An interview with Juan de la Cruz
O.C: Mr. de la Cruz, welcome to our humble offices. It’s been a while since our last interview. How are you this fine Thursday morning?
JDLC: The day may be fine, but I certainly am not.
O.C: I am sorry to hear that, but you seem to have lost weight, and appear to be a bit pale, judging from the pallor of your skin.
Please tell us your health isn’t failing.
JDLC: Frankly, I am not in the pink, if you must know. For the past six months, I have been under the weather, and was even hospitalized for a period due to suspected pneumonia.
O.C: Maybe the cold windy afternoons may have something to do with your condition, and getting drenched in the rain, for someone your age, might even be life threatening.
JDLC: The doctors say I caught a virus. I suffer from dizzy spells and persistent coughing, and on some days, I can’t even move my bowels. Unable to do that, I sweat all over due to nasty stomach pains.
At night, I am usually awakened by a funny sensation in my penis, and if I ignore it, I wet my pajamas and my bed.
I fear I am dying, and may suffer cardiac arrest if I tire myself out from any kind of physical activity, including playing with my own self with an electric massage. But my friends say that I will be around for much longer, since like them, I am bad grass.
O.C: I hate to say this, but it’s just delaying the inevitable. Hell is where all bad grass is headed.
JDLC: That’s not very comforting. Anyway, I plan to reform myself in the next few months. Church every day, prayers every morning, rosary every night. More important, sharing my blessings with those in need.
Hopefully, St. Peter will throw open the pearly gates when I get there.
O.C: I seriously doubt that. If you lead a sinful life, no way will cramming get you to heaven.
Your best bet is to at least be sent to Purgatory, and with some luck, heaven later.
By the way sir, you are from Baguio, are you not?
JLDC: Yes, I was born, raised and except for a brief stint in Diliman (seven semesters, three summers to be exact) educated here.
O.C: I take it then that you are familiar with the Baguio before and after.
JDLC: But of course. A city billed as the Summer Capital, a City of Pines and between then and now, a character city to a creative one.
O.C. (giggling): I understand what you are saying. All that billing hasn’t done much good for the city. Skeptics will tell you that we are neither a city of character nor a creative one, certainly no longer a city of pines, no longer able to claim exclusivity to being a summer capital.
In truth, the competition is drawing away the tourists and other visitors.
Without the Christmas break and the Panagbenga, what would Baguio be? Thank God for the year-round cool weather.
A city of quakes, landslides, garbage, and informal settlers most likely.
JDLC: The new mayor seems to be trying his darnest to change that sorry image, but critics say he wants to enhance his image as well.

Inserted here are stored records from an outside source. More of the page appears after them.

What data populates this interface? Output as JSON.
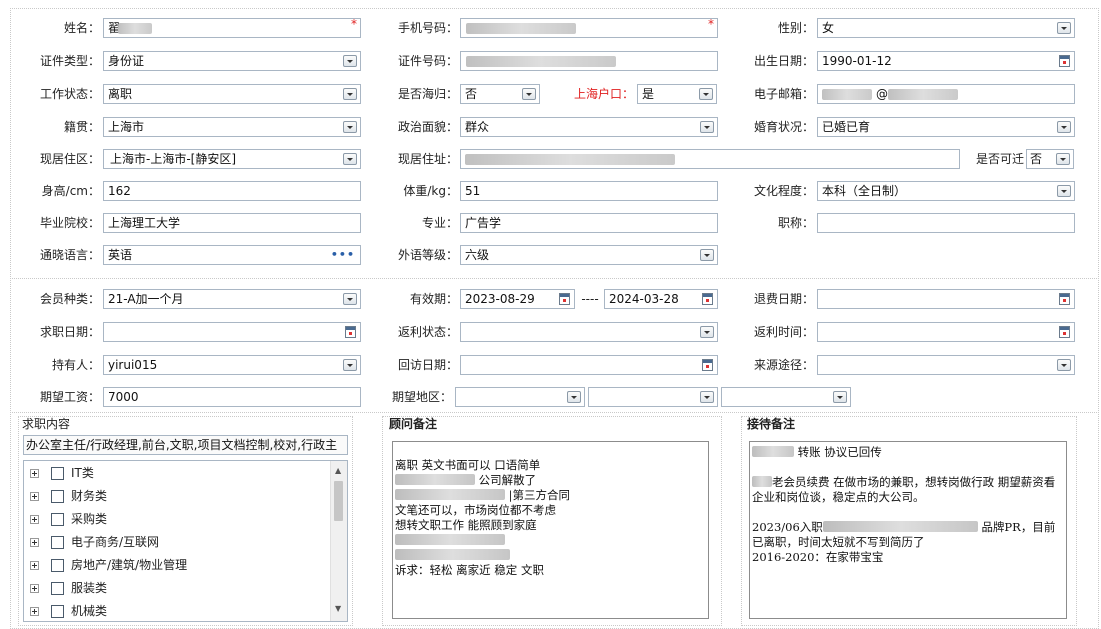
{
  "form": {
    "name": {
      "label": "姓名：",
      "value": "翟"
    },
    "phone": {
      "label": "手机号码："
    },
    "gender": {
      "label": "性别：",
      "value": "女"
    },
    "id_type": {
      "label": "证件类型：",
      "value": "身份证"
    },
    "id_number": {
      "label": "证件号码："
    },
    "birth_date": {
      "label": "出生日期：",
      "value": "1990-01-12"
    },
    "work_status": {
      "label": "工作状态：",
      "value": "离职"
    },
    "returnee": {
      "label": "是否海归：",
      "value": "否"
    },
    "shanghai_hukou": {
      "label": "上海户口：",
      "value": "是"
    },
    "email": {
      "label": "电子邮箱：",
      "value": "@"
    },
    "native_place": {
      "label": "籍贯：",
      "value": "上海市"
    },
    "political_status": {
      "label": "政治面貌：",
      "value": "群众"
    },
    "marital_status": {
      "label": "婚育状况：",
      "value": "已婚已育"
    },
    "residence_area": {
      "label": "现居住区：",
      "value": "上海市-上海市-[静安区]"
    },
    "residence_address": {
      "label": "现居住址："
    },
    "relocatable": {
      "label": "是否可迁",
      "value": "否"
    },
    "height": {
      "label": "身高/cm：",
      "value": "162"
    },
    "weight": {
      "label": "体重/kg：",
      "value": "51"
    },
    "education": {
      "label": "文化程度：",
      "value": "本科（全日制）"
    },
    "school": {
      "label": "毕业院校：",
      "value": "上海理工大学"
    },
    "major": {
      "label": "专业：",
      "value": "广告学"
    },
    "title": {
      "label": "职称：",
      "value": ""
    },
    "language": {
      "label": "通晓语言：",
      "value": "英语"
    },
    "language_level": {
      "label": "外语等级：",
      "value": "六级"
    },
    "member_type": {
      "label": "会员种类：",
      "value": "21-A加一个月"
    },
    "validity": {
      "label": "有效期：",
      "start": "2023-08-29",
      "sep": "----",
      "end": "2024-03-28"
    },
    "refund_date": {
      "label": "退费日期：",
      "value": ""
    },
    "job_seek_date": {
      "label": "求职日期：",
      "value": ""
    },
    "rebate_status": {
      "label": "返利状态：",
      "value": ""
    },
    "rebate_time": {
      "label": "返利时间：",
      "value": ""
    },
    "holder": {
      "label": "持有人：",
      "value": "yirui015"
    },
    "visit_date": {
      "label": "回访日期：",
      "value": ""
    },
    "source": {
      "label": "来源途径：",
      "value": ""
    },
    "expected_salary": {
      "label": "期望工资：",
      "value": "7000"
    },
    "expected_region": {
      "label": "期望地区："
    }
  },
  "job_panel": {
    "title": "求职内容",
    "summary": "办公室主任/行政经理,前台,文职,项目文档控制,校对,行政主",
    "tree_items": [
      "IT类",
      "财务类",
      "采购类",
      "电子商务/互联网",
      "房地产/建筑/物业管理",
      "服装类",
      "机械类"
    ]
  },
  "consultant_panel": {
    "title": "顾问备注",
    "lines": [
      "离职  英文书面可以 口语简单",
      "公司解散了",
      "|第三方合同",
      "文笔还可以，市场岗位都不考虑",
      "想转文职工作 能照顾到家庭",
      "",
      "",
      "诉求：轻松 离家近  稳定  文职"
    ]
  },
  "reception_panel": {
    "title": "接待备注",
    "lines": [
      "转账  协议已回传",
      "老会员续费  在做市场的兼职，想转岗做行政 期望薪资看企业和岗位谈，稳定点的大公司。",
      "2023/06入职",
      "品牌PR，目前已离职，时间太短就不写到简历了",
      "2016-2020：在家带宝宝"
    ]
  },
  "icons": {
    "dropdown": "chevron-down-icon",
    "calendar": "calendar-icon",
    "more": "ellipsis-icon",
    "required": "asterisk-icon"
  },
  "colors": {
    "required": "#e02020",
    "label_highlight": "#e02020",
    "field_border": "#a9b6c4"
  }
}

You know how it is in politics. Once bitten by the bug, the poison in your mind starts to work, and you begin to think you deserve a higher office as time goes on.
It’s like the pursuit of wealth and happiness. The richer you become, the more you crave for more and more, and more.
O.C: You think that has something to do with the Filipino psyche, influenced by Spanish imperialism and American corruption. Too bad the Japanese were only here for four years. If they had stayed longer, we would be a proud, dignified, and an honorable race, whose love of country exceeds love of self.
JDLC: You are right. As we are, happiness is never enough. Already happily married, a scheming woman can still take you away from all that, promising a better paradise in the comfort of her bosom, while her hands dig into your pockets.
O.C. Mr. de la Cruz, if you don’t mind, can we go back to what ails the city?
JDLC: Ah yes, it is a problem all the world over, like in the U.S., which will always be divided because white or black will never see eye-to-eye.
The blacks proclaiming that the U.S. can only be united and one regardless of color.
But their agenda is suspect insofar as the whites are concerned, that what they really want is not a united America but a black United States.
Slaves in the colonial years, they want to turn things around this time.
But who can blame them? It is the same here. Too many ethnic groups wanting to put one over the other, and pretty soon, the resentment transforms into hatred.
Baguio should have been preserved only as a tourist spot and educational center. No migrants, no big businesses.
The multinational companies should have been set up in nearby La Union, and the open invitation to Muslims to come and reside here may have been an error that we will continue to regret.
Look at China, it isolated itself by putting up the Great Wall.
That is why they are a world power today.
O.C: Mr. de la Cruz, these are sensitive issues which we would rather not discuss with you. Let’s just leave our fate in the hands of the Almighty.
Post script: At last, a true-blue Baguio boy as Philippine National Police chief. We pray that after two months, his tenure will be extended by President Rodrigo Duterte.
Only someone with a Baguio heart knows how to run a 209,000-strong police force. Hearts and minds are what new PNP boss General Camilo Cascolan has. Adopted Baguio boy Art Lomibao might be able to help him, not just for the sake of the PNP, but for the Filipino nation at large.
Saludo sir, kayang-kaya mo ‘yan.